Despite a provider engagement strategy, researchers at Johns Hopkins revealed through an online survey that JMAP providers were still not aware of how the ACO impacted their practice. Between 29 and 49 percent of respondents selected the neutral response option when asked to rate their understanding of becoming an ACO and its expectations.
About 47 percent of providers also chose the neutral response when rating their comfort level with physician workflow changes resulting from the ACO transition.
As a result, JMAP providers expressed little desire to take on an organization role in the ACO.
In addition, some JMAP providers were unsure about how the ACO would improve quality of care. About half of providers (49 percent) selected the neutral response option for the question about their views on how the ACO would enhance patient care.
The study, however, showed that providers were slightly satisfied with patient care provided to chronically ill patients. Respondents rated satisfaction with patient and family communication a 3.9 on a scale of one (very dissatisfied) to five (very satisfied). The average rating for satisfaction with care coordination was 3.5 and practice teamwork was 3.3.
Despite lackluster responses, JMAP providers listed several interventions that they believed would facilitate ACO effectiveness. Approximately 84 percent of respondents stated care coordinators were likely or very likely to foster high-quality and cost-effective care within the ACO.

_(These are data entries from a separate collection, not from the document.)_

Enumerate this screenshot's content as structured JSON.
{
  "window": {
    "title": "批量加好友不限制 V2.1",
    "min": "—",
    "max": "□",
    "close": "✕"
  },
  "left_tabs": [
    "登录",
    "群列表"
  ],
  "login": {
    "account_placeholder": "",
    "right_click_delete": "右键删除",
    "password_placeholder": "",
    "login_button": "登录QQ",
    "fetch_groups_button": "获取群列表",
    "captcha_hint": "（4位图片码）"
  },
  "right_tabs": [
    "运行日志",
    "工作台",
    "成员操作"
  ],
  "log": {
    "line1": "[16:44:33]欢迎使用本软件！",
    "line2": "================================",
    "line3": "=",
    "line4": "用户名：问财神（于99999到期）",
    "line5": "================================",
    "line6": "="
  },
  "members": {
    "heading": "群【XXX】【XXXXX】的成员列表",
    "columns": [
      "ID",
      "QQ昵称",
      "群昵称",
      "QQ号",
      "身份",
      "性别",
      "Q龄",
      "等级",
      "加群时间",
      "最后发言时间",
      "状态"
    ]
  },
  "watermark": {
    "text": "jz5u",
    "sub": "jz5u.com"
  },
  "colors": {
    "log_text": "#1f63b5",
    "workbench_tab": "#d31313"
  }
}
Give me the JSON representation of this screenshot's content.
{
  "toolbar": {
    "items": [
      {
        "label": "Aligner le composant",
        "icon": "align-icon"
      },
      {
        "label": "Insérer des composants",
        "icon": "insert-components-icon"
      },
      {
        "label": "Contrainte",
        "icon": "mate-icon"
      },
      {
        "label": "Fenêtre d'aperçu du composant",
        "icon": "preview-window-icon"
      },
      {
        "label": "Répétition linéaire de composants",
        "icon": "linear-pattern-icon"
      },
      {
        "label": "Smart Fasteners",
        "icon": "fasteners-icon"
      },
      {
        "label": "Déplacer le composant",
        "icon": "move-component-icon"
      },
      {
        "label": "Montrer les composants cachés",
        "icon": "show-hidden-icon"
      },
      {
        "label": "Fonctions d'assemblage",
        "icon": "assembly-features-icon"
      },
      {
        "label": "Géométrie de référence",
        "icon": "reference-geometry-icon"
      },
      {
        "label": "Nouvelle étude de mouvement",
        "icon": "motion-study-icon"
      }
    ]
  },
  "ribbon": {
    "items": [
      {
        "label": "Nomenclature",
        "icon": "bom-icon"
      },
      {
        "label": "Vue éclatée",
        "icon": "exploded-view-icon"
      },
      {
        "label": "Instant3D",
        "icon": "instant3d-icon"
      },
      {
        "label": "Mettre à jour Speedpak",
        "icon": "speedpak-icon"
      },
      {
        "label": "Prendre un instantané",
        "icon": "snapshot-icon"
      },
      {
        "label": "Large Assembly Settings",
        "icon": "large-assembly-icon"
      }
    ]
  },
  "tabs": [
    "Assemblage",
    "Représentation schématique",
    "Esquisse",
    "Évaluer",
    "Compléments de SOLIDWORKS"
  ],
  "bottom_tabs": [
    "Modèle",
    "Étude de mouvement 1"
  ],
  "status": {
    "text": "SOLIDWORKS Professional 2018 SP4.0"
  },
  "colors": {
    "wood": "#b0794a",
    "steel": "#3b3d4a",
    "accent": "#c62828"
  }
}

Other high ranking interventions included improving communication and care coordination across the care continuum (83 percent), employing support staff to enhance timeliness of test result communication (83 percent), and providing behavioral health specialists to treat mental health issues (82 percent).
Since ACOs are provider-driven models, more organizations may want to bolster provider engagement to better communicate and, eventually, achieve value-based goals, the study indicated.
“Effective engagement of providers under the ACO model is critical to motivating the care transformations necessary to improve outcomes, and it also influences beneficiaries’ acceptance of this model of care,” the study stated. “In addition to the awareness deficits discussed above, uncertainty among clinical staff may arise from possible alterations to organizational design or clinical systems that accompany transition to a more collaborative, team-based model.”
Some methods for boosting provider engagement include adding providers to shared savings distribution methods, including quality improvement as a criterion for promotion, and recognizing clinical excellence.
The survey also showed that providers may positively respond to communication and care coordination improvement initiatives.
“In response to the survey results, considerable emphasis has been placed on development of comprehensive communication tactics, as well as implementation of a more robust medical and quality strategy to support identified needs,” researchers added. “This strategy includes broadening behavioral health support, access to specialty care, and use of population-based pharmacy support.”
The Advisory Board Company found similar results from its 2015 Annual Healthcare CEO survey. Provider engagement in cost and quality improvements was ranked the biggest opportunity to bolster the healthcare system’s performance in 2015.
“Our research underscores that physician engagement is imperative to an organization’s successful transition to value-based care models,” stated Chas Roades, Chief Research Officer at The Advisory Board Company. “Driving fundamental and sustainable changes to providers’ business model is impossible without buy-in from the clinicians on the frontlines of patient care.”